The Fidelistas were ambushed shortly after their arrival in Cuba on board the cabin cruiser Granma. Only about eleven or twelve of them survived. Since their number included Fidel and his brother, Raúl, who served as a capitán of one column, and Camilo Cienfuegos, who served as capitán of the other, and Che Guevara, the group's doctor, there were only seven or eight who had any military training and could serve as platoon leaders.
Truthfully, I couldn't find any extant documents describing the organization of Fidel's rebel band. I had to guess at it using my training and experience as well as common sense. Since the remainder of Fidel's small army, about 270 men recruited from the outlaws and outcasts who populated the Sierra Madres mountains at the eastern end of Cuba, it is doubtful that any of them could have served as leaders until they gained some training and experience. I imagined the surviving Fidelistas from the Granma serving in that capacity. They must have led them in training as well as combat.
I suspect that they trained as platoons, inasmuch as there weren't enough trained leaders to break the recruits down into smaller training units. Their platoon leaders probably led these smaller units in combat until fire team and squad leaders emerged from the ranks and proved themselves capable. Even then, I doubt if they fought very often in groups larger than squad level. They lacked the means of communications needed to command and coordinate large unit operations effectively, which is why their earliest actions were ambushes.
American rifle platoons also include a radio telephone operator – RTO – who is a key member of the team.
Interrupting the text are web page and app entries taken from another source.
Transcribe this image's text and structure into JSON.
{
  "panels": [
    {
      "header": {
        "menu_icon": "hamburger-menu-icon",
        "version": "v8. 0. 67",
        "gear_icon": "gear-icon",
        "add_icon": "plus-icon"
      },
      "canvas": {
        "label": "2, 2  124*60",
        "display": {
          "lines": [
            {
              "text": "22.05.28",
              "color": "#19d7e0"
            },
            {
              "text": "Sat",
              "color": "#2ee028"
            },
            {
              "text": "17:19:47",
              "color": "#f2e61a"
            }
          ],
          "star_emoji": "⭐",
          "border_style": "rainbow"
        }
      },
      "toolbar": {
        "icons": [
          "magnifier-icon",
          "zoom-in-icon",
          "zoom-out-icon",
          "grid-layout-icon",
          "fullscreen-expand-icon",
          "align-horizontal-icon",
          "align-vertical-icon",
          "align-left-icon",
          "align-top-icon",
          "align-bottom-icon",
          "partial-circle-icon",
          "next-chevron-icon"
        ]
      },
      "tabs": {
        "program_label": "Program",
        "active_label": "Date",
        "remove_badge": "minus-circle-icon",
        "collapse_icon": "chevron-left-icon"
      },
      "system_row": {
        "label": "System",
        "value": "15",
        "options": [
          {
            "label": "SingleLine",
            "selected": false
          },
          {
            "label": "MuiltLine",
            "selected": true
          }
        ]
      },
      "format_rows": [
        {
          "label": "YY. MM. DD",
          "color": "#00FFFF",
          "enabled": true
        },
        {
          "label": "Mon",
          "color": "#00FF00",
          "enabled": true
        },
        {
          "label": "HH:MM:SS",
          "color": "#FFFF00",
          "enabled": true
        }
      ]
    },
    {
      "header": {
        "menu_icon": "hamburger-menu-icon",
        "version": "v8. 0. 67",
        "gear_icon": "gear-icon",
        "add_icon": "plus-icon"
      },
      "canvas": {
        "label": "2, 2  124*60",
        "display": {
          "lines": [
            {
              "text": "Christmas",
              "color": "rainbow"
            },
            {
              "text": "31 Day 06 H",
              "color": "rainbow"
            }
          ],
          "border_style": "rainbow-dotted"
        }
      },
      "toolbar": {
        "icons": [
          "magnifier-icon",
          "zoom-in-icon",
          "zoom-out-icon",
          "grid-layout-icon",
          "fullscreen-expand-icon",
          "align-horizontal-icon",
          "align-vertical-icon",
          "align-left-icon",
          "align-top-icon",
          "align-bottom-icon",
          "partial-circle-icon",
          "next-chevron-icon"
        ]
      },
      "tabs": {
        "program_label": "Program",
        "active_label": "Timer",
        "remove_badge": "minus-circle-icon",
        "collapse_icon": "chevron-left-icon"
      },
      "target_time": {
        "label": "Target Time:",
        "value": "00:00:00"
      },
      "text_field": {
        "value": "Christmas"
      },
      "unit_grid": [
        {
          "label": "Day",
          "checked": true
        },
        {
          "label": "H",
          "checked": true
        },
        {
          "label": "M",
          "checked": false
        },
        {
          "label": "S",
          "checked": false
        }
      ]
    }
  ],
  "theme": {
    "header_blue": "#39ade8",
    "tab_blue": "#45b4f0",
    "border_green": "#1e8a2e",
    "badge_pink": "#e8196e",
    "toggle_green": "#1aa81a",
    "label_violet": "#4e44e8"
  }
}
A fighting force must be able to move, shoot, and communicate to be effective in combat. However, all evidence tells me that Castro did not have any electronic communications devices until very late in the revolution. Thus, he must have had to improvise. Inasmuch as radios have a nasty habit of failing just when you need them most, even the well-equipped Cuban army must have had the same problems (I know we did in the American Army).
Even if they had radios and they worked, there would have been other problems. The range at which military radios of that age could communicate was extremely limited in mountainous regions such as the Sierra Madres where the Fidelistas operated through much of the revolution. Thus, I believe that the rebels must have depended heavily on advance planning, and the initiative of their squad and fire team leaders to adapt to the vagaries of combat.
In the end, I believe that they prevailed over the Cuban army primarily on their initiative. Battles are organized chaos, and they're often won on small decisions made by leaders with the initiative to seize an advantage when the opportunity appears through the fog of war. The Cuban army seemed to lack the ability to seize an opportunity because initiative is usually punished in dictatorships. No tyrant wants men in power who might seize an opportunity to depose them. Indeed, Fulgencio Batista, the man Castro deposed from power, had risen because he was precisely the kind of man no dictator wants in his army.
In the end, his lack of competent leaders was his undoing. Remember, Batista himself was not a combat soldier. He probably wouldn't have recognized an effective leader even if he sought one. Thus, Fidel's highly motivated rebels, just 300 strong, ultimately defeated Batista's modern army of 40,000 soldiers, trained and equipped by his allies in America.
Read Jack's novel, Rebels on the Mountain, the tale of Nick Andrews, an Army spy, who has Fidel Castro in his sights but no orders to pull the trigger. The mafia as well as the American business community in Cuba will pay a fortune for Castro's assassination, but Nick has his career to consider, his friends to protect, and a romance to sort out in the chaos of a revolution.